Problem to solve: All lines of the material that contain "fields" must be copied out.

Given data:
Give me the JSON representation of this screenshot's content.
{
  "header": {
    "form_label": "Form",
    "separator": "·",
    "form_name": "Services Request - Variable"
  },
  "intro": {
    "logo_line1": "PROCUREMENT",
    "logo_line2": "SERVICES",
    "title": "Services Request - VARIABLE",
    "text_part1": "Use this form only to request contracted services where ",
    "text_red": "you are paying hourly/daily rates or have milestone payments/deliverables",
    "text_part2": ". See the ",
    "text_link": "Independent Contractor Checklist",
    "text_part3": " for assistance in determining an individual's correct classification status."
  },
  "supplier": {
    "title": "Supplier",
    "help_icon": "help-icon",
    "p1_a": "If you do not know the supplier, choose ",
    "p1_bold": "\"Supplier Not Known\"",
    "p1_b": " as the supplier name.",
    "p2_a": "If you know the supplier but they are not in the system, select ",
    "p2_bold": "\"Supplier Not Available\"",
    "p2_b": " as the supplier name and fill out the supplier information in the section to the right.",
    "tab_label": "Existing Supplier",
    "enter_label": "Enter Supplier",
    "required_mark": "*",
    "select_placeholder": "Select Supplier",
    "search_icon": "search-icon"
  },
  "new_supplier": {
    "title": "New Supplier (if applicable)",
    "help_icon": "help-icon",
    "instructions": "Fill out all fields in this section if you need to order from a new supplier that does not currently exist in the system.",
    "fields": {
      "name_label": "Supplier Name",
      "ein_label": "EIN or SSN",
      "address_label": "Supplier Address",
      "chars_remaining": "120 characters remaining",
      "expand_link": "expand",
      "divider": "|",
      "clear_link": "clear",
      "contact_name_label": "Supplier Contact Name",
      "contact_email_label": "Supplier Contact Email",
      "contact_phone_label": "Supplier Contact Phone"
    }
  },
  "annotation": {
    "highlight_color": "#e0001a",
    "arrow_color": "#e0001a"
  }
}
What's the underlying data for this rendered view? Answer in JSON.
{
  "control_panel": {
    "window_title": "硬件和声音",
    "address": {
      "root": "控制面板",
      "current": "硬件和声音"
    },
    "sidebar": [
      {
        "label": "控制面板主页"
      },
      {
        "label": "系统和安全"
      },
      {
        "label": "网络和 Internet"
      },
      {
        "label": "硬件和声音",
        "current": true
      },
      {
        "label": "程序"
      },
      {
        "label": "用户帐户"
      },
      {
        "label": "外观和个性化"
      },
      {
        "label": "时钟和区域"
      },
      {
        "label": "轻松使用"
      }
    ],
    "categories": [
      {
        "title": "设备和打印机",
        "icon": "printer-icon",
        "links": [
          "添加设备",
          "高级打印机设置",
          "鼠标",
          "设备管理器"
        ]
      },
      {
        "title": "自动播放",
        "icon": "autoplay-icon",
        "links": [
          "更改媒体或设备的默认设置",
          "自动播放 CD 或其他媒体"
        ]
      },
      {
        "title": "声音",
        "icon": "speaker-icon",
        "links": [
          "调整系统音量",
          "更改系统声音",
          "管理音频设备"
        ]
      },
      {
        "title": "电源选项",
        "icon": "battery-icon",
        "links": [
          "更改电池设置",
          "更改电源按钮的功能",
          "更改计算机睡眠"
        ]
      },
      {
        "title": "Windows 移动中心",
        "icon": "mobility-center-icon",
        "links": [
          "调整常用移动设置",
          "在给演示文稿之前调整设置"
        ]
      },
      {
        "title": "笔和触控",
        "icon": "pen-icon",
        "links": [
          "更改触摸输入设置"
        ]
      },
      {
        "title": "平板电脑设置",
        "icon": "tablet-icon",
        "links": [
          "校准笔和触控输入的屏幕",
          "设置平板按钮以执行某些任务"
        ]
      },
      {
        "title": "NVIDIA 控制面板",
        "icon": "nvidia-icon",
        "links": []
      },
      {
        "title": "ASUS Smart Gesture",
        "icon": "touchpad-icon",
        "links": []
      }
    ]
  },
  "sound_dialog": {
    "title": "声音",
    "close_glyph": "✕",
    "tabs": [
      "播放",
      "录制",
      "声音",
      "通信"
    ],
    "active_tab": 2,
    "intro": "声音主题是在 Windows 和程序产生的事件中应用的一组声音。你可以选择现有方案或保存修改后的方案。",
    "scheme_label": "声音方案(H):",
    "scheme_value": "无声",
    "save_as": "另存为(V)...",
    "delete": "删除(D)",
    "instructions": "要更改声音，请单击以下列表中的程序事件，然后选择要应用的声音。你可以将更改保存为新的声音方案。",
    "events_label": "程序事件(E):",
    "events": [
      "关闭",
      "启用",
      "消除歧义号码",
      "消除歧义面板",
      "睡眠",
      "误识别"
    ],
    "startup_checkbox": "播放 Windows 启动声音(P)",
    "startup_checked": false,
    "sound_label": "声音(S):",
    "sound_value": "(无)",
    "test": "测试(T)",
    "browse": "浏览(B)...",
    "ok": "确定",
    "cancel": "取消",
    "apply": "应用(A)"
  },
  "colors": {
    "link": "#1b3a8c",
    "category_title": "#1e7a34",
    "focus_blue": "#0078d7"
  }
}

Task response:
    "instructions": "Fill out all fields in this section if you need to order from a new supplier that does not currently exist in the system.",
    "fields": {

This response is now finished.